Some people believe holding on and hanging in there are signs of great strength. However, there are times when it takes much more strength to know when to let go and then do it.
I wrote last week about the possibility that there are no problems, just a series of situations, some of which we have no control over, and cannot change. Within each situation, we can make a choice; we either choose to try to hold on to that uncontrollable and increasingly frustrating ‘what the hell is this’ place – or we can choose to move on. If we do choose to move on, strangely enough, we enable a degree of control from the seemingly uncontrollable. We gain momentum from stepping out of that deep, oozy, sticky mud holding us rock solid, and gain a new appreciation of our blessings, and are able to control our emotional responses, our stress levels, and our overall levels of satisfaction and contentment.
Over the last week, myself, my little unit of family amazingness, and some great friends have been #stuckinbali (yes, there’s an official hashtag), not knowing for five days whether we were confirmed on a flight home, or even where we were sleeping. Meanwhile, at home, and in my business, commitments needed to be moved, rescheduled, reorganised – because of course the world didn’t stop turning just because I was waiting for a cloud of ash to lift.

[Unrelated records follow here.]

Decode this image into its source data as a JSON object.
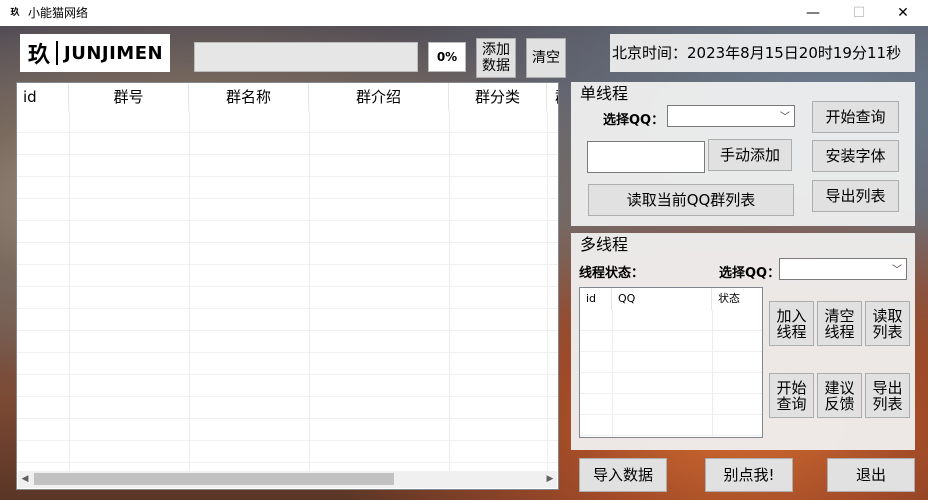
{
  "window": {
    "title": "小能猫网络",
    "app_icon": "玖",
    "minimize": "—",
    "maximize": "☐",
    "close": "✕"
  },
  "logo": {
    "mark": "玖",
    "word": "JUNJIMEN"
  },
  "toolbar": {
    "progress_percent": "0%",
    "progress_value": 0,
    "add_data": [
      "添加",
      "数据"
    ],
    "clear": "清空"
  },
  "time": {
    "text": "北京时间：2023年8月15日20时19分11秒"
  },
  "main_table": {
    "columns": [
      "id",
      "群号",
      "群名称",
      "群介绍",
      "群分类",
      "群"
    ]
  },
  "single": {
    "title": "单线程",
    "select_qq_label": "选择QQ：",
    "select_qq_value": "",
    "manual_add": "手动添加",
    "read_groups": "读取当前QQ群列表",
    "start_query": "开始查询",
    "install_font": "安装字体",
    "export_list": "导出列表"
  },
  "multi": {
    "title": "多线程",
    "status_label": "线程状态：",
    "select_qq_label": "选择QQ：",
    "table_columns": [
      "id",
      "QQ",
      "状态"
    ],
    "add_thread": [
      "加入",
      "线程"
    ],
    "clear_thread": [
      "清空",
      "线程"
    ],
    "read_list": [
      "读取",
      "列表"
    ],
    "start_query": [
      "开始",
      "查询"
    ],
    "feedback": [
      "建议",
      "反馈"
    ],
    "export_list": [
      "导出",
      "列表"
    ]
  },
  "bottom": {
    "import": "导入数据",
    "dont_click": "别点我!",
    "exit": "退出"
  }
}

From the moment the news of the volcano impacted us, I cracked down hard onto that cycle of control. You know how it goes – run around like a blue-arsed fly in panic, hyperventilate, start to explore how to ensure you can stay on top of what happens next, try everything in your power to appear as the most important person out of the thousands that needs to get home… and then.
Reality. The resignation that there is nothing you can do after endless phones calls and e-mails, the sodden hiccuping breakdown in tears (granted, this could just be me) and then, the choice:
Control and stress – or let go and be.
Looking back now, I lost two whole days stressing about getting home, after being told repeatedly it would be the 30th July at the earliest, then proceeding to attach myself to every digital device possible, talking incessantly about the lack of ‘communication’ (another blog on this to come); feeling low, stressed and out of control. I was even shedding tears at the buffet breakfast when the coffee didn’t taste quite right!
When, all along, I knew in my head and heart that at the end of the day, the powers that be would get us out of Bali, and that it is in their interests to do so as quickly as possible (especially when faced with my social media efforts). In the meantime, we could choose to have some #stuckinbali fun (as seen in the #stuckinbali photo efforts)…
Now, I get that there could be worse places to be stuck. I mean, seriously, a tropical island! There was sunshine when at home, they were experiencing the worst winter ever; there were cocktails on tap… and equally I appreciate that there are many in significantly worse situations – those that haven’t even had the opportunity for a much needed and much saved for holiday, and also those stranded in Bali with no cash and no insurance.
I saw the range of choices that were being made: the cup half full versus cup half empty; the anger and blame versus appreciation and trust.
I am very much looking forward to heading home, as I sit here waiting for my flight, and I can definitely support what I have written. You do only ever face situations. Your opportunities to make choices don’t stop; your experiences don’t ever end. We simply keep growing and learning, and these are blessings indeed.
For me, my #baliblessings have been:
- Understanding that panic leads to fear – which in turn leads to a crippling of clarity of thinking
- You shouldn’t expect things to be 100% perfect. Instead, appreciate what others are doing to help you. I was amazed at the care and apologies shared – that goes for the Jetstar call centre staff,through to the local taxi drivers and restaurant owners, to the staff at the #holidayinnbaruna when trying to organise a family of five needing accommodation on a daily basis, to my tribe and their understanding of the situation, my gorgeous clients and their willingness to rejuggle workshops and meetings – and my team for holding the fort.
- Don’t underestimate the collaborative nature of social media – I was thrilled with the virtual connection, fun, conversation and business opportunities generated (again, another blog later).
- When it’s clear, after going in to damage control and back-up plan creation, that you can’t control what’s next – have the courage to let go, and the faith that all will be fine.
- Control the things that you can, keep your energy positive, be grateful for what you have, and know that there always is a learning or a positive however vague it may seem now, if you choose to see it.
Above all, for me it’s been about this. Don’t let the negativity kick in and take away the fabulous memories and experiences, the wonderful cultural learnings, the beauty of Bali and its people and this moment in time that we have created as a family.
At the end of the day – I am grateful for the time we had together, the chance to rejuvenate, and, above all, that we are safe, healthy, happy and together.
Terima kasih for a great holiday, Bali.
Now – I choose to go home!